= Beginning of Section =

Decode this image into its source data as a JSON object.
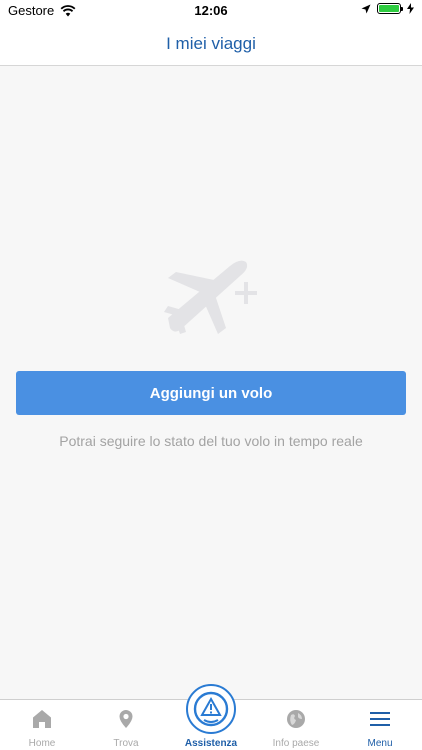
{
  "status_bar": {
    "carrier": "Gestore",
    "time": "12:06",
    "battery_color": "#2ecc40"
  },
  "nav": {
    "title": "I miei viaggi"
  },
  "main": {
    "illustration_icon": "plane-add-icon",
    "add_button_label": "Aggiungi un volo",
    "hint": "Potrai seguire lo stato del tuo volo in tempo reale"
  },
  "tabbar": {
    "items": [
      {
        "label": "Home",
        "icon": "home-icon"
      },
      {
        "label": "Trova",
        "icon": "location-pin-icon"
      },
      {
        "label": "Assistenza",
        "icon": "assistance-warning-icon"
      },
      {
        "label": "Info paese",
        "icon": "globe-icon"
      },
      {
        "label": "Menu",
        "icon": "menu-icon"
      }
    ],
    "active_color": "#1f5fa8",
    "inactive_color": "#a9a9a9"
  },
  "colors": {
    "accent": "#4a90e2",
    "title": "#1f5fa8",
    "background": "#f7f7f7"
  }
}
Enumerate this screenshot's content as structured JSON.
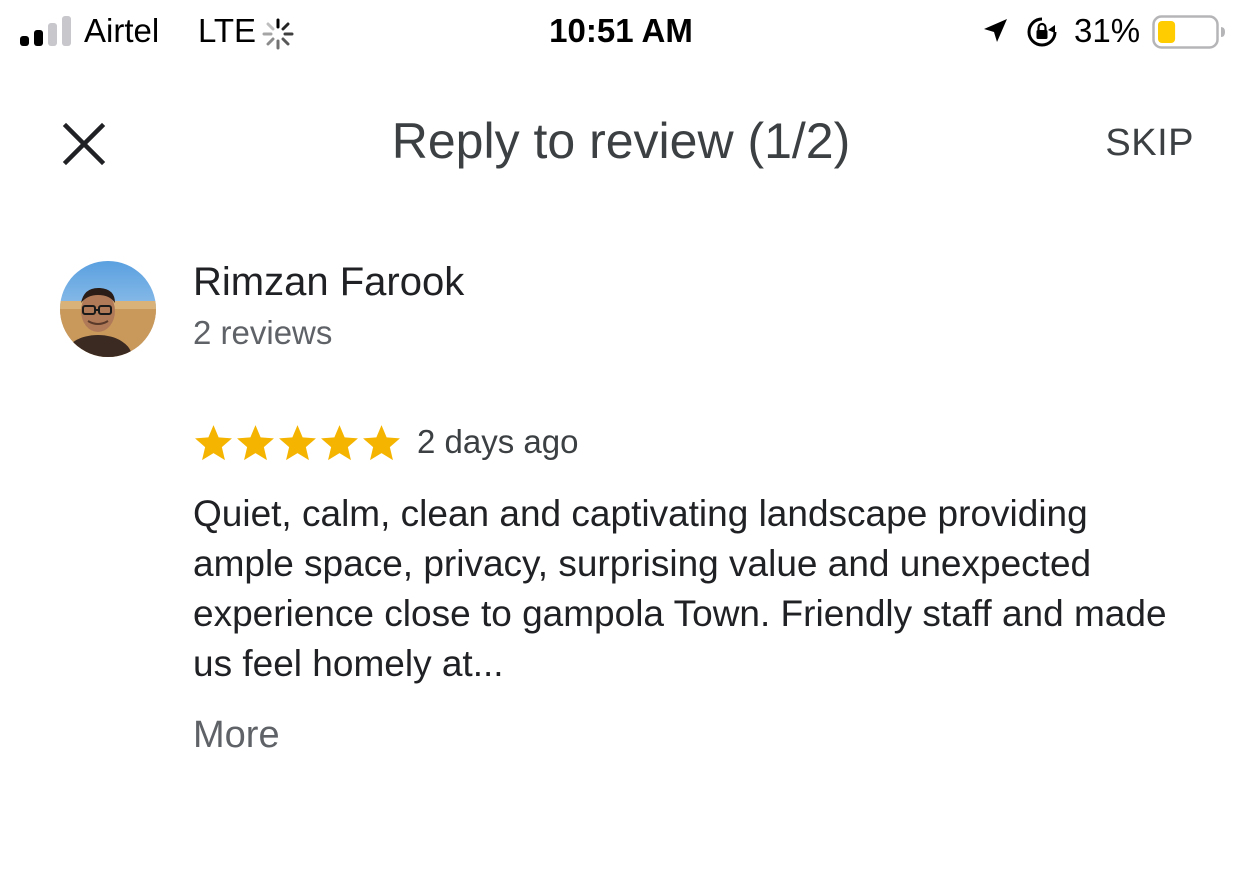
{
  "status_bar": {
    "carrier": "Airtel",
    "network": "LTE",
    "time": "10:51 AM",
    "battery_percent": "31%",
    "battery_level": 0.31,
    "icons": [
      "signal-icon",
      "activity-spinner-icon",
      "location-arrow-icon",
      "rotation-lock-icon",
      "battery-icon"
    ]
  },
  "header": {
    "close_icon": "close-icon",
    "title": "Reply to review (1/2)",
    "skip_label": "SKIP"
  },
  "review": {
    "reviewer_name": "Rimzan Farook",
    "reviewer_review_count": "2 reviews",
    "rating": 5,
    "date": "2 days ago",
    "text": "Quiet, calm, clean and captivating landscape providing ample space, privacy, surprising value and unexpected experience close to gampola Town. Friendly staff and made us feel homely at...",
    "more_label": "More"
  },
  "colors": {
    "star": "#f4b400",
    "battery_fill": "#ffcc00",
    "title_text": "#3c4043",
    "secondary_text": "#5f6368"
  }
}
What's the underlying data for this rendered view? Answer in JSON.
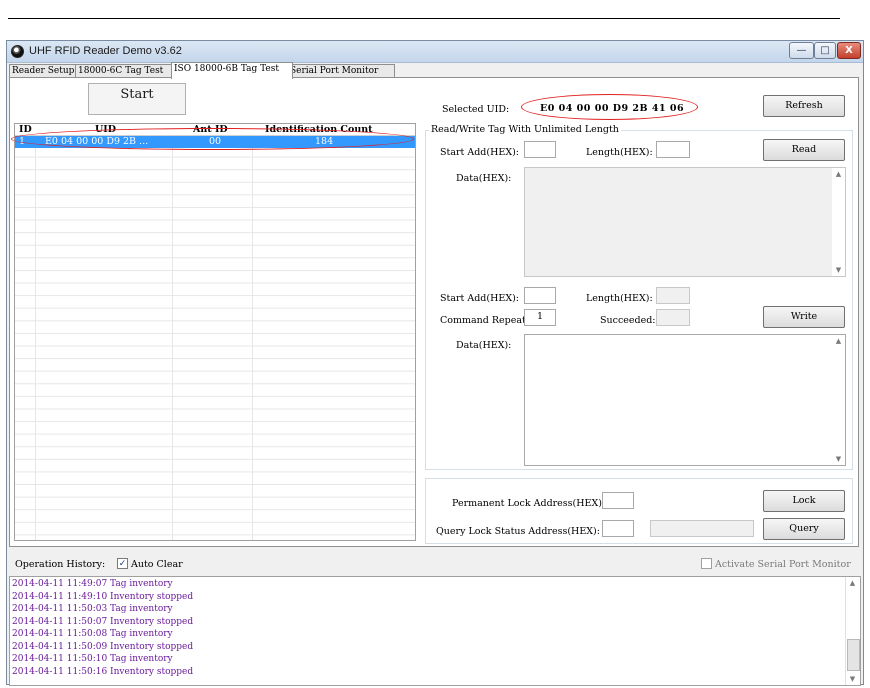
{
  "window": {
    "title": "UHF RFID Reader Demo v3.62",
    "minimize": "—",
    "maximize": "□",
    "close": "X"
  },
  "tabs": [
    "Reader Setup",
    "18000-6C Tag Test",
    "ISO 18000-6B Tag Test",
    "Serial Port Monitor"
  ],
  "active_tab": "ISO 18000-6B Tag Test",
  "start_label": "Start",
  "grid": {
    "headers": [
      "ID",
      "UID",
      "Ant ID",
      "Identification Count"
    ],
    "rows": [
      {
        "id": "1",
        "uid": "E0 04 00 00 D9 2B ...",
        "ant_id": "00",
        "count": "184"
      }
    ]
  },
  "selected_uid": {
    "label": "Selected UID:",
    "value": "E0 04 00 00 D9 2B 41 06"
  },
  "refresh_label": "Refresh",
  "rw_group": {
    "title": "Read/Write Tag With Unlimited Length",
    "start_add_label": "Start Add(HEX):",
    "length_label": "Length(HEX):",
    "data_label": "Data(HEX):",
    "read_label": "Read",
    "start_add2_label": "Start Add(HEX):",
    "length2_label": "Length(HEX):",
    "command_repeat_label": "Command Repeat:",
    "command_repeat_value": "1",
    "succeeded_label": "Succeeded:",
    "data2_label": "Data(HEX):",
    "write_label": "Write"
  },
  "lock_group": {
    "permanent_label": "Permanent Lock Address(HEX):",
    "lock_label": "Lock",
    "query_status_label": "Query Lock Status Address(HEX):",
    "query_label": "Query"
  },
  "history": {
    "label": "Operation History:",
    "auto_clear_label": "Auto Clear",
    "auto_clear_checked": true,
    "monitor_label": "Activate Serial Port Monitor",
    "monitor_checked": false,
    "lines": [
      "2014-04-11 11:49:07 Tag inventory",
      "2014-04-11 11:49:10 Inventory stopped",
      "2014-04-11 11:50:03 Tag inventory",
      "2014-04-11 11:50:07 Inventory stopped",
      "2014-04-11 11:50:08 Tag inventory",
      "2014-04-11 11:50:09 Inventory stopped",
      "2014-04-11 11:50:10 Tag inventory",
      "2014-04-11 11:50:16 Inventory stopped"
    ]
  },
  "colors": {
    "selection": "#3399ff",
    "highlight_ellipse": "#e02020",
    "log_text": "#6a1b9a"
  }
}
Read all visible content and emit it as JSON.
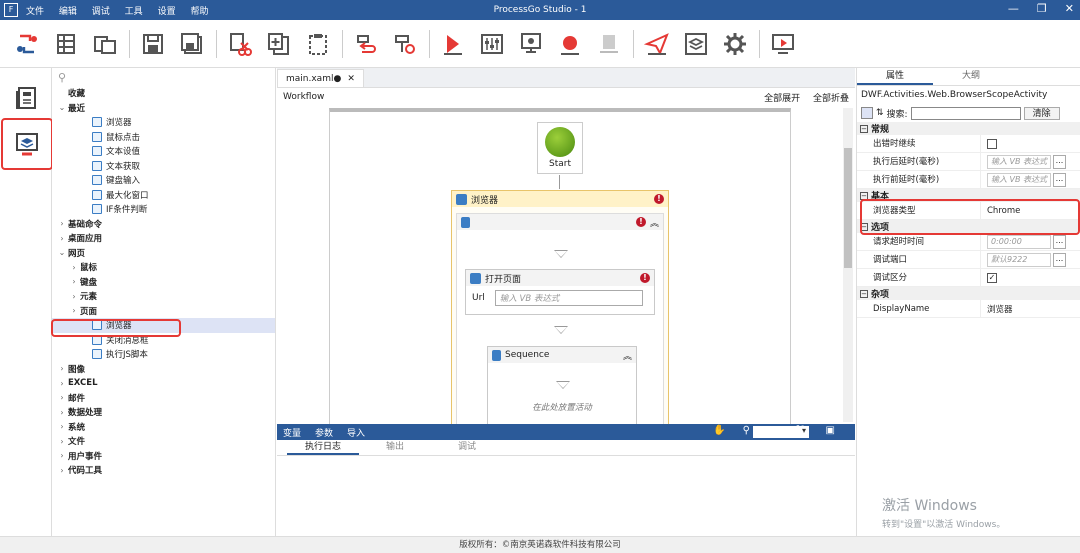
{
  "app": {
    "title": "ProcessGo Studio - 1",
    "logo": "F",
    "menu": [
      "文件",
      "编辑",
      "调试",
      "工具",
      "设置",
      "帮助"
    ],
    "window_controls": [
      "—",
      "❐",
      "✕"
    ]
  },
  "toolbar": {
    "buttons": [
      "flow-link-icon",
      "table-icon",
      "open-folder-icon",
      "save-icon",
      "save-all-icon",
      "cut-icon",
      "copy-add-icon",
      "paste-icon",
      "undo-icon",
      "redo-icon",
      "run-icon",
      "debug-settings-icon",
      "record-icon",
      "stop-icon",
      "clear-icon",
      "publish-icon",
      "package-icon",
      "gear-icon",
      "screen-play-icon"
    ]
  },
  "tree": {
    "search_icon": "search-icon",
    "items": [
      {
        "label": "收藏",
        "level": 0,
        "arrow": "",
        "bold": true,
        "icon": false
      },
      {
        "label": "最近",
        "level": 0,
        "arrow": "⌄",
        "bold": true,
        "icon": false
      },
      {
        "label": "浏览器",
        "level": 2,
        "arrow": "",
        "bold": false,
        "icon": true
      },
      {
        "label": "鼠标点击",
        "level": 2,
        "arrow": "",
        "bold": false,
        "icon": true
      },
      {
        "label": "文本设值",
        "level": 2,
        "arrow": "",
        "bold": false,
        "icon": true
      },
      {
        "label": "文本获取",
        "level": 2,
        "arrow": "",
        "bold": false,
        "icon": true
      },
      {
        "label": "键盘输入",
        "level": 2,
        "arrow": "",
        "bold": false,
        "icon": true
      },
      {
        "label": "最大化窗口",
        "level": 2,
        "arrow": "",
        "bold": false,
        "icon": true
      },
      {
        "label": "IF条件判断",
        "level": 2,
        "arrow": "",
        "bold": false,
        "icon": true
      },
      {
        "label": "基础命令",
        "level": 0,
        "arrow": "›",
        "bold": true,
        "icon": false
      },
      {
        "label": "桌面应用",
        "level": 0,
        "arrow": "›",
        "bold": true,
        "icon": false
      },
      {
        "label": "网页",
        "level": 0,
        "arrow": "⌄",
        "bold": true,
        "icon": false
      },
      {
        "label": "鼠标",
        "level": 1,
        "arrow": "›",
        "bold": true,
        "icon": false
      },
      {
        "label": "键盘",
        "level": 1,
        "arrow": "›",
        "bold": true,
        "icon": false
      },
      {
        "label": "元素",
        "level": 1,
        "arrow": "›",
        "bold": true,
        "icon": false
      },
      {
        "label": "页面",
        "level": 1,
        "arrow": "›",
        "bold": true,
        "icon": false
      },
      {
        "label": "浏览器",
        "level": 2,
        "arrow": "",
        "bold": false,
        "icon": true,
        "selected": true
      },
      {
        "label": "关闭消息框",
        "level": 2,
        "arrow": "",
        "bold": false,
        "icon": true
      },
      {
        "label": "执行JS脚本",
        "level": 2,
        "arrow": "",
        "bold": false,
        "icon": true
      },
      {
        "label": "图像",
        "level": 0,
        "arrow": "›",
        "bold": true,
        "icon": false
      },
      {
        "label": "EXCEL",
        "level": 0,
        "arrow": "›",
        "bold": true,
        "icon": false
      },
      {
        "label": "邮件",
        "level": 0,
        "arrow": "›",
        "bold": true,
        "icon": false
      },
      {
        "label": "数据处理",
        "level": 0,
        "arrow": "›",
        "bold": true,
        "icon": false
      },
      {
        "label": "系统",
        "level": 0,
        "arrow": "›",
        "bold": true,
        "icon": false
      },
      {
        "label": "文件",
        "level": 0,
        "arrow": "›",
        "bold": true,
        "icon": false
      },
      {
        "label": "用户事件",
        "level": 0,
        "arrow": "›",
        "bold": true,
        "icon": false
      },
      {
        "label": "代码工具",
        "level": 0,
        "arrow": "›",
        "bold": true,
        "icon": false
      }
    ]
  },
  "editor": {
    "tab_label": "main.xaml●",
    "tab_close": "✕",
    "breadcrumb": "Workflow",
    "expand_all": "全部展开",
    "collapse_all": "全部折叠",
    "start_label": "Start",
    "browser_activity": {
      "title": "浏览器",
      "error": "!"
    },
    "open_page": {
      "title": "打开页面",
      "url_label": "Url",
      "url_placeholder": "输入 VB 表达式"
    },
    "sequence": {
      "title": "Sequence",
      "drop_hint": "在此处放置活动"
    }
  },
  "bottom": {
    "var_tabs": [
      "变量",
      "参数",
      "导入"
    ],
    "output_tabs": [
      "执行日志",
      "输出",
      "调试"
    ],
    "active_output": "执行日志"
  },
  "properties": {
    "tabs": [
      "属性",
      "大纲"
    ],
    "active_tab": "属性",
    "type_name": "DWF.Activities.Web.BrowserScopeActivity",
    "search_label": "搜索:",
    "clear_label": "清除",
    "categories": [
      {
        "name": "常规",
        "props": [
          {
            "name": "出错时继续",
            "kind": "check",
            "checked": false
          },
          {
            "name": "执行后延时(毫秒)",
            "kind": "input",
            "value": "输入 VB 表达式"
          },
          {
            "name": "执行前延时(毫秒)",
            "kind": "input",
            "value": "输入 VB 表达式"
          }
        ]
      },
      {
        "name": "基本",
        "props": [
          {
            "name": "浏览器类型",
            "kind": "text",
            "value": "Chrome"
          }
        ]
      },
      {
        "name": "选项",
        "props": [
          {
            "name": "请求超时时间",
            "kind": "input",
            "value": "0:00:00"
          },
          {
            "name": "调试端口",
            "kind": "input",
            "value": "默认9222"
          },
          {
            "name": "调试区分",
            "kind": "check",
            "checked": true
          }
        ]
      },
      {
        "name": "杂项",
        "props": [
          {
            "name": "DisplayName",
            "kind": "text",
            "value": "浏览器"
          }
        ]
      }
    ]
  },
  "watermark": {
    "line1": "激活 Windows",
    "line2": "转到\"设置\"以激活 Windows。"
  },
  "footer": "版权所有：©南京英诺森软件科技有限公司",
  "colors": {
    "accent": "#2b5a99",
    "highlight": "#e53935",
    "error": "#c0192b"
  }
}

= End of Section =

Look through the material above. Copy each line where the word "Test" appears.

    "18000-6C Tag Test",
    "ISO 18000-6B Tag Test",
  "active_tab": "ISO 18000-6B Tag Test",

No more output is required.